WellSpan Home

Cognitive-Behavioral Therapy for Eating Disorders

Treatment Overview

Cognitive-behavioral therapy is an active type of counseling. Sessions usually are held once a week for as long as you need to master new skills. Individual sessions last 1 hour, and group sessions may be longer.

During cognitive-behavioral therapy for eating disorders, you learn:

  • About your illness, its symptoms, and how to predict when symptoms will most likely recur.
  • To keep a diary of eating episodes, binge eating, purging, and the events that may have triggered these episodes.
  • To eat more regularly, with meals or snacks spaced no more than 3 or 4 hours apart.
  • How to change the way you think about your symptoms. This reduces the power the symptoms have over you.
  • How to change self-defeating thought patterns into patterns that are more helpful. This improves mood and your sense of mastery over your life. This helps you avoid future episodes.
  • Ways to handle daily problems differently.

What To Expect

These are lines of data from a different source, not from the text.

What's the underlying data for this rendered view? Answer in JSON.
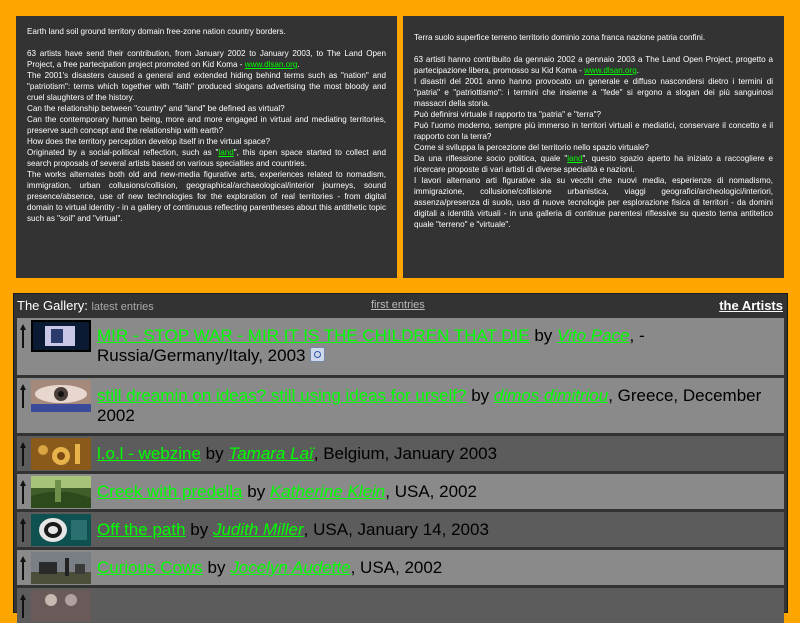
{
  "intro_en": {
    "line1": "Earth land soil ground territory domain free-zone nation country borders.",
    "p2_pre": "63 artists have send their contribution, from January 2002 to January 2003, to The Land Open Project, a free partecipation project promoted on Kid Koma - ",
    "p2_link": "www.dlsan.org",
    "p2_post": ".",
    "p3": "The 2001's disasters caused a general and extended hiding behind terms such as \"nation\" and \"patriotism\": terms which together with \"faith\" produced slogans advertising the most bloody and cruel slaughters of the history.",
    "p4": "Can the relationship between \"country\" and \"land\" be defined as virtual?",
    "p5": "Can the contemporary human being, more and more engaged in virtual and mediating territories, preserve such concept and the relationship with earth?",
    "p6": "How does the territory perception develop itself in the virtual space?",
    "p7_pre": "Originated by a social-political reflection, such as \"",
    "p7_link": "land",
    "p7_post": "\", this open space started to collect and search proposals of several artists based on various specialties and countries.",
    "p8": "The works alternates both old and new-media figurative arts, experiences related to nomadism, immigration, urban collusions/collision, geographical/archaeological/interior journeys, sound presence/absence, use of new technologies for the exploration of real territories - from digital domain to virtual identity - in a gallery of continuous reflecting parentheses about this antithetic topic such as \"soil\" and \"virtual\"."
  },
  "intro_it": {
    "line1": "Terra suolo superfice terreno territorio dominio zona franca nazione patria confini.",
    "p2_pre": "63 artisti hanno contribuito da gennaio 2002 a gennaio 2003 a The Land Open Project, progetto a partecipazione libera, promosso su Kid Koma - ",
    "p2_link": "www.dlsan.org",
    "p2_post": ".",
    "p3": "I disastri del 2001 anno hanno provocato un generale e diffuso nascondersi dietro i termini di \"patria\" e \"patriottismo\": i termini che insieme a \"fede\" si ergono a slogan dei più sanguinosi massacri della storia.",
    "p4": "Può definirsi virtuale il rapporto tra \"patria\" e \"terra\"?",
    "p5": "Può l'uomo moderno, sempre più immerso in territori virtuali e mediatici, conservare il concetto e il rapporto con la terra?",
    "p6": "Come si sviluppa la percezione del territorio nello spazio virtuale?",
    "p7_pre": "Da una riflessione socio politica, quale \"",
    "p7_link": "land",
    "p7_post": "\", questo spazio aperto ha iniziato a raccogliere e ricercare proposte di vari artisti di diverse specialità e nazioni.",
    "p8": "I lavori alternano arti figurative sia su vecchi che nuovi media, esperienze di nomadismo, immigrazione, collusione/collisione urbanistica, viaggi geografici/archeologici/interiori, assenza/presenza di suolo, uso di nuove tecnologie per esplorazione fisica di territori - da domini digitali a identità virtuali - in una galleria di continue parentesi riflessive su questo tema antitetico quale \"terreno\" e \"virtuale\"."
  },
  "gallery": {
    "title": "The Gallery:",
    "latest": "latest entries",
    "first": "first entries",
    "artists": "the Artists",
    "by": "by",
    "entries": [
      {
        "title": "MIR - STOP WAR - MIR IT IS THE CHILDREN THAT DIE",
        "artist": "Vito Pace",
        "meta": ", - Russia/Germany/Italy, 2003",
        "rss_icon": "rss-icon"
      },
      {
        "title": "still dreamin on ideas? still using ideas for urself?",
        "artist": "dimos dimitriou",
        "meta": ", Greece, December 2002"
      },
      {
        "title": "l.o.l - webzine",
        "artist": "Tamara Laï",
        "meta": ", Belgium, January 2003"
      },
      {
        "title": "Creek with predella",
        "artist": "Katherine Klein",
        "meta": ", USA, 2002"
      },
      {
        "title": "Off the path",
        "artist": "Judith Miller",
        "meta": ", USA, January 14, 2003"
      },
      {
        "title": "Curious Cows",
        "artist": "Jocelyn Audette",
        "meta": ", USA, 2002"
      }
    ]
  },
  "colors": {
    "page_bg": "#FFA500",
    "panel_bg": "#333333",
    "link": "#00FF00",
    "row_light": "#8A8A8A",
    "row_dark": "#5C5C5C"
  }
}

You can use your cognitive-behavioral skills throughout your life. You may find that additional "tune-up" sessions help you stay on track with your new skills.

Why It Is Done

Cognitive-behavioral therapy is used to treat the mental and emotional elements of an eating disorder. This type of therapy is done to change how you think and feel about food, eating, and body image. It is also done to help correct poor eating habits and prevent relapse.

How Well It Works

Cognitive-behavioral therapy is considered effective for the treatment of eating disorders.footnote 1 But because eating disorder behaviors can endure for a long period of time, ongoing psychological treatment is usually needed.

Cognitive-behavioral therapy may be more effective for treating bulimia nervosa and binge eating disorder rather than anorexia nervosa.footnote 2

Risks

There are no known risks associated with cognitive-behavioral therapy.

What To Think About

For cognitive-behavioral therapy to be most effective, be sure to work together with your counselor toward common goals. If you think you are not working well with your counselor, discuss your concerns with him or her or your primary doctor.

If you have a mental health condition along with an eating disorder, your doctor may suggest medicine. Treating a problem such as depression or obsessive-compulsive disorder may help you recover from an eating disorder.

References

Citations

  1. Hay PPJ, et al. (2009). Psychological treatments for bulimia nervosa and binging. Cochrane Database of Systematic Reviews (4).
  2. Anderson AE, Yager J (2009). Eating disorders. In BJ Sadock et al., eds., Kaplan and Sadock's Comprehensive Textbook of Psychiatry, 9th ed., vol. 1, pp. 2128-2149. Philadelphia: Lippincott Williams and Wilkins.

Credits

ByHealthwise Staff
Primary Medical ReviewerKathleen Romito, MD - Family Medicine
W. Stewart Agras, MD, FRCPC - Psychiatry

Current as ofDecember 7, 2017


Are you sure you would like to cancel?

All information will be lost.

Yes No ×

About the provider search

This search will provide you with WellSpan Medical Group and Northern Lancaster County (Ephrata) Medical Group primary care physicians and specialists. If we don’t have a WellSpan Medical Group physician to meet your criteria, the search will expand to include community physicians who partner with WellSpan Medical Group physicians through the WellSpan Provider Network or provide care to patients on the Medical Staffs of WellSpan’s Hospitals.

×

Schedule Your Next Appointment Online with MyWellSpan

Use your MyWellSpan patient portal any time to view available appointments, and pick the date and time that best suits your schedule.

Go to MyWellSpan

New to this practice?

If you don't have a WellSpan primary care provider and would like to schedule a new patient appointment with a provider who is accepting patients, just log into your MyWellSpan account, and go to the Appointment Center section. As you progress through the scheduling process, you will be able to see the offices that are accepting new patients in relation to your zip code. If you are not enrolled in MyWellSpan, go to https://my.wellspan.org, call 1-866-638-1842 or speak with a member of the staff at a participating facility to sign up. New patient scheduling not available at all practices/programs.

Already a patient at this practice?

If you already have a relationship with a WellSpan practice, simply log into your account, and go to the Appointment Center section. As you progress through the scheduling process, you will be able to schedule an appointment with any provider or practice that already counts you as a patient. Online scheduling varies by practice/program.

×